(TASK MATERIAL)

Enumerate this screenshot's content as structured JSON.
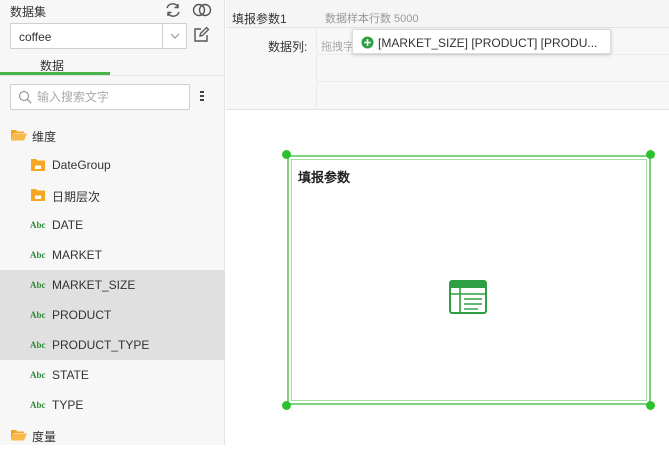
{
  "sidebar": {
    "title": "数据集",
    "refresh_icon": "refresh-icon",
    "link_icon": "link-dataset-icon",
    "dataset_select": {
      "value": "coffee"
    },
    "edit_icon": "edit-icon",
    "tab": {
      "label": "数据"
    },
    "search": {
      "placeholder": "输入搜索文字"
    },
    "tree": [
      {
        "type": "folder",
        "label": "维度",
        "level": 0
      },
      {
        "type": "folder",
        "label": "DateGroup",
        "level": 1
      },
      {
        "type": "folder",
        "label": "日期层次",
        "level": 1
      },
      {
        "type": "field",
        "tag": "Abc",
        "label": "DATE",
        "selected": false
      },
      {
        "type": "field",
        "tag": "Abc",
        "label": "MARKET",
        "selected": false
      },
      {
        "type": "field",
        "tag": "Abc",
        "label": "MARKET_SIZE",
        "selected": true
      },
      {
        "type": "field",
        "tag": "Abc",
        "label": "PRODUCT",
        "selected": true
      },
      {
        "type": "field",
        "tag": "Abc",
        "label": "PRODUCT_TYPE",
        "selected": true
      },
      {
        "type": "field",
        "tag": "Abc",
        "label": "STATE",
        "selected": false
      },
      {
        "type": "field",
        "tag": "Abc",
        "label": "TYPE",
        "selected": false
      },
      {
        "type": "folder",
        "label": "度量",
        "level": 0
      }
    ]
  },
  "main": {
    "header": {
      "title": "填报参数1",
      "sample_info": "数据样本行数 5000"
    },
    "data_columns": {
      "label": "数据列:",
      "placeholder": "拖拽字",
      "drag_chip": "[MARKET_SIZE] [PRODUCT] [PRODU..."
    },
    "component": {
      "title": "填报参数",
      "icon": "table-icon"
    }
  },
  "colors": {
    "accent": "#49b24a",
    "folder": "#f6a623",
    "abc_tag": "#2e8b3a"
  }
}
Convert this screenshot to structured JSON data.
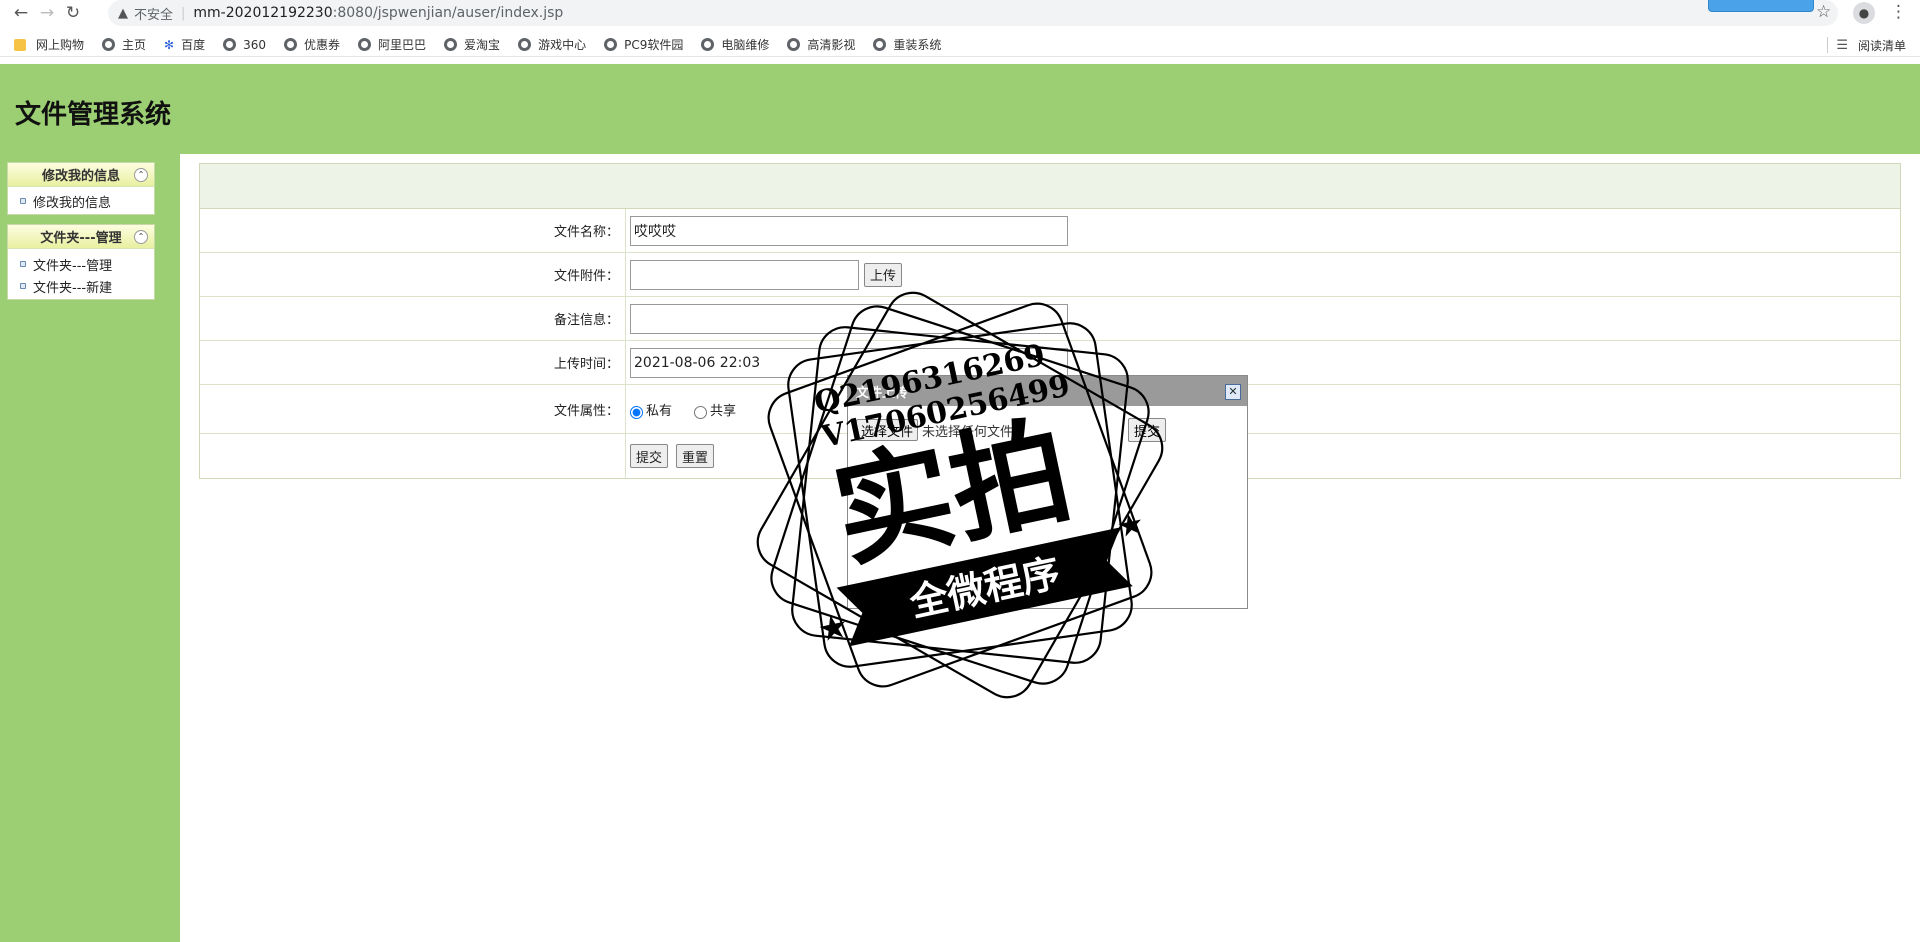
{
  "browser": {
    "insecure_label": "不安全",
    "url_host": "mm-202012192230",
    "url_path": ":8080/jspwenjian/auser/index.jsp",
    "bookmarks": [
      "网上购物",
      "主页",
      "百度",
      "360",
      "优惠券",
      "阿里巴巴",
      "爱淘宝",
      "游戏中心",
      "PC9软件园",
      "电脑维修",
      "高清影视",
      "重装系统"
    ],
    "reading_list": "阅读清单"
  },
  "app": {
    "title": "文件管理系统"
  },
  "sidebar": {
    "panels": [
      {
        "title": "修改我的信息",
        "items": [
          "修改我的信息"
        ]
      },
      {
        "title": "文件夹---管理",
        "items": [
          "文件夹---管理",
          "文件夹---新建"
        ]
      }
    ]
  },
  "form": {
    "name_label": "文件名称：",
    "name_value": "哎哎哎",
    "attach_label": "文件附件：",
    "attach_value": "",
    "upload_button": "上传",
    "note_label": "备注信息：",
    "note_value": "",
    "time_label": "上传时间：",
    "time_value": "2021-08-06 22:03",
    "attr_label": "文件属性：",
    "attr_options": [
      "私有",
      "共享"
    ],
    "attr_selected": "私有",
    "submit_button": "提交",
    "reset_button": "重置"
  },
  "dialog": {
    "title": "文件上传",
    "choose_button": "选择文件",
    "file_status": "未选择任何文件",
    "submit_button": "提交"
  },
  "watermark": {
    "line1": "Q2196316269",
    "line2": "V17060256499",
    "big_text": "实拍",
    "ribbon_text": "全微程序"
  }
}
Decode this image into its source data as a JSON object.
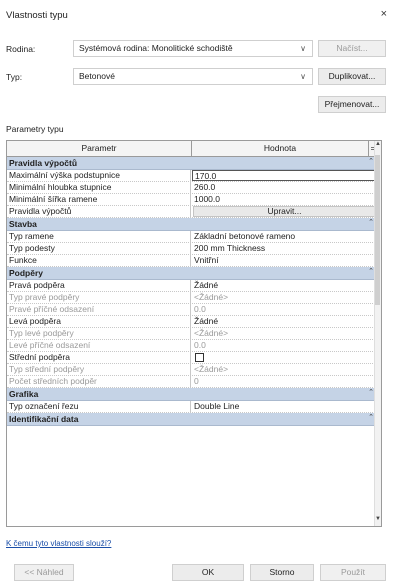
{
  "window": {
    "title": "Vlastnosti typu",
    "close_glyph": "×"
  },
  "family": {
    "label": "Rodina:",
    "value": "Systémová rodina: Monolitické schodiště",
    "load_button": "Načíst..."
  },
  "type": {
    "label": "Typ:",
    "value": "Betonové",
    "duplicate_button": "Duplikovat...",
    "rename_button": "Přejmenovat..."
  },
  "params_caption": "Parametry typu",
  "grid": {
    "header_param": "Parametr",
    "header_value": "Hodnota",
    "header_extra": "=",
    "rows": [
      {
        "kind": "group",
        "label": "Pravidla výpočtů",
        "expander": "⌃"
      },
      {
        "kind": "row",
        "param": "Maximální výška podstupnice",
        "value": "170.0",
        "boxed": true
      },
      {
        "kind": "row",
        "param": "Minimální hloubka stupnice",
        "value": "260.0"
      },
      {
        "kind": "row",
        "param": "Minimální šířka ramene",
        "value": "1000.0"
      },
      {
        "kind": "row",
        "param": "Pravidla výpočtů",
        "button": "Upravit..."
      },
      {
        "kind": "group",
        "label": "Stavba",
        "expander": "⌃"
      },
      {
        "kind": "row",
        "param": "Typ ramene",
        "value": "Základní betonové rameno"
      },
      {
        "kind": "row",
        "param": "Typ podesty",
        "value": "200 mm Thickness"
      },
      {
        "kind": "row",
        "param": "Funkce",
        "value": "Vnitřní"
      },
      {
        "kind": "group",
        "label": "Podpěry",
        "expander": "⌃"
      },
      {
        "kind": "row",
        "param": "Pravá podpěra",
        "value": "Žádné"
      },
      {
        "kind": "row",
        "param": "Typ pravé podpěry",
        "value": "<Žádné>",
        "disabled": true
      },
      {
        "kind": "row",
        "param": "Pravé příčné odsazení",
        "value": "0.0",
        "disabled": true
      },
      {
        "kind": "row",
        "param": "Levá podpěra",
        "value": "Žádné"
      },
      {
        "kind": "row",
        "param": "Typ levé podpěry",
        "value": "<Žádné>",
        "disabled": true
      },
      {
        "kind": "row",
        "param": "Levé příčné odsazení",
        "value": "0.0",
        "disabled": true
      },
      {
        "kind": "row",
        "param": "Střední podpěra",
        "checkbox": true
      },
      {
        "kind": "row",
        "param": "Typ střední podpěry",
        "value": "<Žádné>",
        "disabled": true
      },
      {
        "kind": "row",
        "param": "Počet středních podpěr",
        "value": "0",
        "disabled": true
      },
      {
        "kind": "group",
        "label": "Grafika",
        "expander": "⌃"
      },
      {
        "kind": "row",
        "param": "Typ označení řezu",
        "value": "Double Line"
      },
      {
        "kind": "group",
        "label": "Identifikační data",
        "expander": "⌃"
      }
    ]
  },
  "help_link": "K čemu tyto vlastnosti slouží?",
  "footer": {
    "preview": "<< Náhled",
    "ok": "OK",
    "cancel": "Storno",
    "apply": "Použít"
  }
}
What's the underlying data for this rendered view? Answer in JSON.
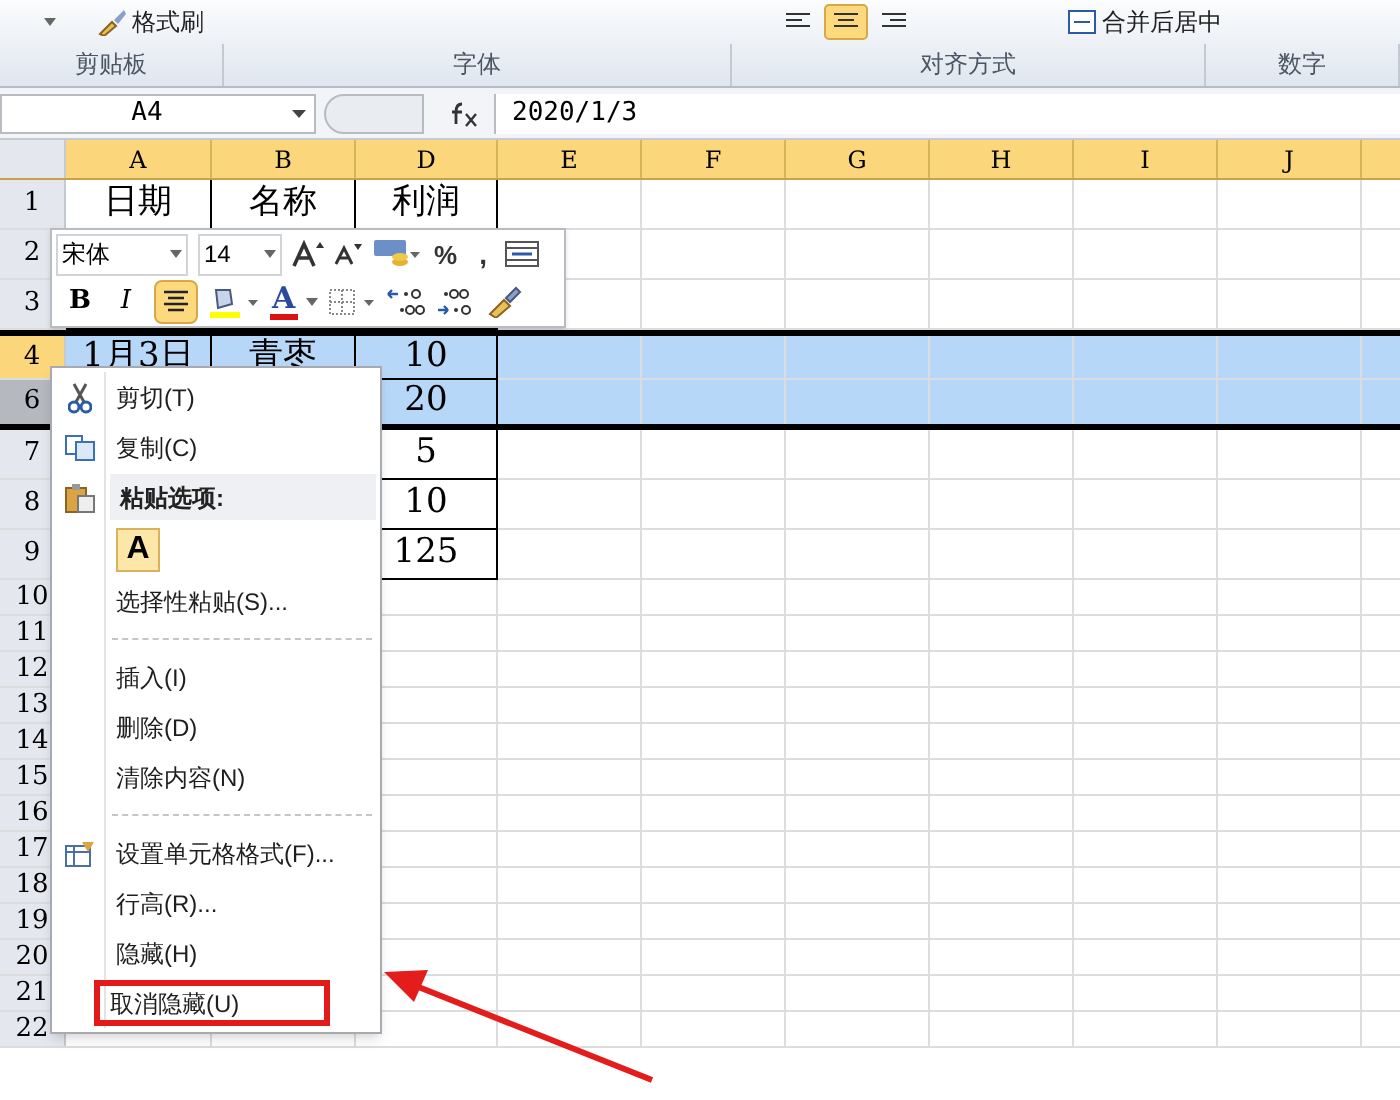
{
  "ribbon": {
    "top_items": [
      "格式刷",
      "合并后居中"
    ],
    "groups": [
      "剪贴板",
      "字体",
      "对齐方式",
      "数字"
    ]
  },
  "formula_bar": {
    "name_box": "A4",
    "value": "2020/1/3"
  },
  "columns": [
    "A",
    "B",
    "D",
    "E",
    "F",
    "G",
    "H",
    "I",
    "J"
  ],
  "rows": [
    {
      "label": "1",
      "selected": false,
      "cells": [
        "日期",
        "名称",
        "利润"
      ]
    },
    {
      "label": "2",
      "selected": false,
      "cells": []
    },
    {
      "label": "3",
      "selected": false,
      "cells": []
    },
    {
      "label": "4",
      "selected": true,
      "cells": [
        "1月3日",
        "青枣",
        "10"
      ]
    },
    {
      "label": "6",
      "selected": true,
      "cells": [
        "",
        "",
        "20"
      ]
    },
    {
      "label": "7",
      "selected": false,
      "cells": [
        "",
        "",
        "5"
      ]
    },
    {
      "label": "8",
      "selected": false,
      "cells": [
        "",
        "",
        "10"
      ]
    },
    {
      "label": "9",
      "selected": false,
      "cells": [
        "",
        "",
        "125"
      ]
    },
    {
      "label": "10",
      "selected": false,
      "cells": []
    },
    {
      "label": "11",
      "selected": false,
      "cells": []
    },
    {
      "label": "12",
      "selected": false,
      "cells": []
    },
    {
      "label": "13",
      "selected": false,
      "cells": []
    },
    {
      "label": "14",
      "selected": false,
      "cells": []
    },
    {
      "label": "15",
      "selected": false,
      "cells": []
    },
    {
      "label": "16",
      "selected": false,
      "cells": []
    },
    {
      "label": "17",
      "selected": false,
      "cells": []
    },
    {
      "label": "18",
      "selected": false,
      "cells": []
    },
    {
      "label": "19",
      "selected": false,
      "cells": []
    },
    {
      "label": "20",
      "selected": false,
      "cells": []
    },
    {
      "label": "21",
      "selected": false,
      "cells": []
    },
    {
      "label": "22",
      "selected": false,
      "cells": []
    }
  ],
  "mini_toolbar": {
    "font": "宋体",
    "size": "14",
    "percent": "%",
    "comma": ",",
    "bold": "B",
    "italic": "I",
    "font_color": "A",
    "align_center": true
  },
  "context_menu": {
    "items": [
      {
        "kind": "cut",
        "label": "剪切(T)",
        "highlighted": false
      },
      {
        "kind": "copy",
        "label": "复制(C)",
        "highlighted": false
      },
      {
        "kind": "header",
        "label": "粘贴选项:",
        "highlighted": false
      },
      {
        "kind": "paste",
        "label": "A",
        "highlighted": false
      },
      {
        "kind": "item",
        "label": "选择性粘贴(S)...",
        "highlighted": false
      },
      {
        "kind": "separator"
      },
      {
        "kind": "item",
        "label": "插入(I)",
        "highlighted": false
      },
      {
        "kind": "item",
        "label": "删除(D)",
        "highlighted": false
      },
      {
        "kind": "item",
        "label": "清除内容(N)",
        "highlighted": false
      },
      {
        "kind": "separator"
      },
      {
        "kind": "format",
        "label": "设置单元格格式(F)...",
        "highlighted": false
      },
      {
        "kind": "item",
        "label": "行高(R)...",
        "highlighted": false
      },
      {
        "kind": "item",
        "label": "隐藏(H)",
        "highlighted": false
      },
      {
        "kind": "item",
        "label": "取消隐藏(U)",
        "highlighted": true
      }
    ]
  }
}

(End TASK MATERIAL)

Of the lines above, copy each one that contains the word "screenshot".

Enumerate this screenshot's content as structured JSON.
Convert this screenshot to structured JSON data.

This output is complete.